“Most of us operate on a 12-hour work schedule from Monday to Saturday. However, while limiting us to 36 hours, the volume of our prescriptions or patient care does not decrease. We still have to service that same volume of patients that we would have had prior to the lockdown, so as it pertains to refill prescriptions, we have the same patient volumes. The walk-ins would be something different.

“So to fill the same volumes with limited hours, and we also only have curbside. The issue with curbside is that you add an element to the staffing of them going in and out of the store all the time and being outside in the heat. This is an additional strain that is put on the staffing, and due to the COVID-19 social distancing we are still on limited staffing. We can’t add more staff inside to accommodate what we need to accommodate.”

Ms McBride said the Association and its members are seeking “additional hours. Just as the food stores saw a need for persons needing additional hours to shop, we also see the need for persons needing accessibility to pharmaceutical care, and not just alternate days or within the confines of 9am-to-5pm.

“There are so many persons that reach here at 5pm who say they have been to work all day also,” she added. “I had a mother that said she was home but was with a non-driving caretaker, so the person still couldn’t assist.
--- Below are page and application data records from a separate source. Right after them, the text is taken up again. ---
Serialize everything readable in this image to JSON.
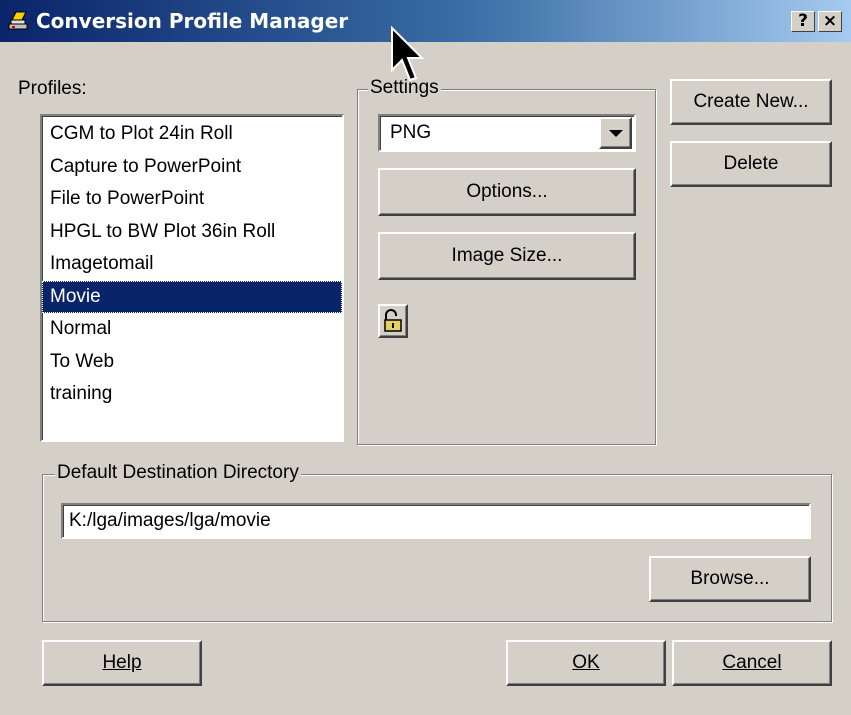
{
  "window": {
    "title": "Conversion Profile Manager",
    "help_button": "?",
    "close_button": "×"
  },
  "profiles": {
    "label": "Profiles:",
    "items": [
      "CGM to Plot 24in Roll",
      "Capture to PowerPoint",
      "File to PowerPoint",
      "HPGL to BW Plot 36in Roll",
      "Imagetomail",
      "Movie",
      "Normal",
      "To Web",
      "training"
    ],
    "selected": "Movie"
  },
  "settings": {
    "label": "Settings",
    "format_value": "PNG",
    "options_label": "Options...",
    "image_size_label": "Image Size..."
  },
  "actions": {
    "create_new_label": "Create New...",
    "delete_label": "Delete"
  },
  "destination": {
    "label": "Default Destination Directory",
    "path": "K:/lga/images/lga/movie",
    "browse_label": "Browse..."
  },
  "footer": {
    "help_label": "Help",
    "ok_label": "OK",
    "cancel_label": "Cancel"
  }
}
“So she got to the pharmacy as quick as she could but it was still after 5pm. Even with that extra day for essential workers we are still seeing that persons are not able to access the pharmacy.”

Ms McBride also questioned whether pharmacies were permitted to offer delivery services since this had never been mentioned by the Prime Minister. She added that the Association was also inquiring whether they could serve walk-in patients via curbside, as opposed to patients pulling up in their cars, and said it was requesting that pharmacy clients only be allowed in-store.

“The BPA also wants a clear definition of what is curbside,” Ms McBride said. “It is understood that curbside is when people pull up and we go outside to them, but then with pharmacies you have walk-in patients and you have persons that aren’t driving. Do they now just stand outside on the line, as we have been doing previously? Is that still considered curbside?

“For a lot of us we are within communities where persons just walk in to us, so what is their understanding of curbside? With the curbside it also asks for a take-out window, which is an option and some pharmacies said that they can create a take-out window at their locations.”

Ms McBride said the Association has met with Renward Wells, minister for health, and officials from the Prime Minister’s Office on its “multi-fold” requests and is now awaiting their response.